SHOPPING ONLINE AND HAVING YOUR SALESCLERK, TOO
ONE OF THE GREAT DISADVANTAGES of shopping on the World Wide Web is that there aren't sales clerks around to answer those on-the-spot questions. Now, two software companies have setups that will bring clerks running to your aid.

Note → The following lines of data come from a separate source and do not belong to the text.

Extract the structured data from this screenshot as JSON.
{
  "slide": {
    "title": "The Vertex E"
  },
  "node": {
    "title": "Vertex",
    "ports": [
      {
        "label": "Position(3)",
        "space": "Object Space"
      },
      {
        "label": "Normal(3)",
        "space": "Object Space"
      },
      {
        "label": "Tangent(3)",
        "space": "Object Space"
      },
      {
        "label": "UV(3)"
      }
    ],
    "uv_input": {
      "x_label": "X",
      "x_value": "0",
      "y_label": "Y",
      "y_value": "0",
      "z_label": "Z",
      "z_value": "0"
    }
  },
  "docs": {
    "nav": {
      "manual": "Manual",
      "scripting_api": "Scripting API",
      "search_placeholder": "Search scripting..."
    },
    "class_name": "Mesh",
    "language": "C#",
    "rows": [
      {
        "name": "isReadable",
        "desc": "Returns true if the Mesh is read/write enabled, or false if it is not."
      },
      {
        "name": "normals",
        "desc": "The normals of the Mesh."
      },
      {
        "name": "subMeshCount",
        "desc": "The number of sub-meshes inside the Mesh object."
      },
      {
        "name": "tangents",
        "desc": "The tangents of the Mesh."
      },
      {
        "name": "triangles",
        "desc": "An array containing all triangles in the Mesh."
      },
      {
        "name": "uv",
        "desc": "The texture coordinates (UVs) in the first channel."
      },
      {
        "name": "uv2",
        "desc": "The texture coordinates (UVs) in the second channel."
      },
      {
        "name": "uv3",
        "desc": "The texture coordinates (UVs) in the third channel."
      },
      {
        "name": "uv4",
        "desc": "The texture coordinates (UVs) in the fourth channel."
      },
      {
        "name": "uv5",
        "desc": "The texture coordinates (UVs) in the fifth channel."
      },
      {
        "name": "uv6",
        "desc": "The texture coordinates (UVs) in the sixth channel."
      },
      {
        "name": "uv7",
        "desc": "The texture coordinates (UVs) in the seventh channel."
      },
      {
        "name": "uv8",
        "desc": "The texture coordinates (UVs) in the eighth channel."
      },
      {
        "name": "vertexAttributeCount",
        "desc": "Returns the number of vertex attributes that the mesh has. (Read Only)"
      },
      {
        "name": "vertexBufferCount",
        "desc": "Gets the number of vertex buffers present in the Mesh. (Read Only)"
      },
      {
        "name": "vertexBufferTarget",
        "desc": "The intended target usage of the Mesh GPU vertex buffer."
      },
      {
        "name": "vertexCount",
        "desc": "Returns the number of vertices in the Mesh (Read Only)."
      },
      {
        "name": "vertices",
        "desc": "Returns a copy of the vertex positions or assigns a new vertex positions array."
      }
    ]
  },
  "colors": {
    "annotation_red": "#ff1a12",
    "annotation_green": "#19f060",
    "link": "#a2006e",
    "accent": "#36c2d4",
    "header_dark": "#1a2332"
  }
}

WebLine Communications Corp., in Burlington, Mass., is introducing a Java-based program on Aug. 25 that's geared toward enhancing business-to-business Web commerce. Called WebLine, it enables customers visiting a company's virtual storefront to electronically alert a sales representative when they need help. By entering a phone number, customers can expect a phone call from a company sales rep while they continue browsing the Web site. Once a sales rep is connected electronically to the buyer, additional information--a comparison of its products and a competitor's, for instance--can be sent over the Web. The company will license the software, which will work through any corporate firewall, for $25,000.
eFusion Inc.,in Beaverton, Ore.,hasa different solution. It sells a$150,000-plus program called eBridge Interactive Web Responsesystem, which connects a company's Web server to its telephone call center. When customers with a multimedia PC are ready to buy from a Web site, they merely click on a button and get placed in the same holding queue as customers calling the company's toll-free phone line. The microphone and speakers on the customer's PC act as a speakerphone, so asking questions or completing the order simply means talking into the PC. eFusion says six top telecommunications companies are testing eBridge.
EDITED BY PAUL M. ENG
Updated Aug. 21, 1997 by bwwebmaster
Copyright 1997, Bloomberg L.P.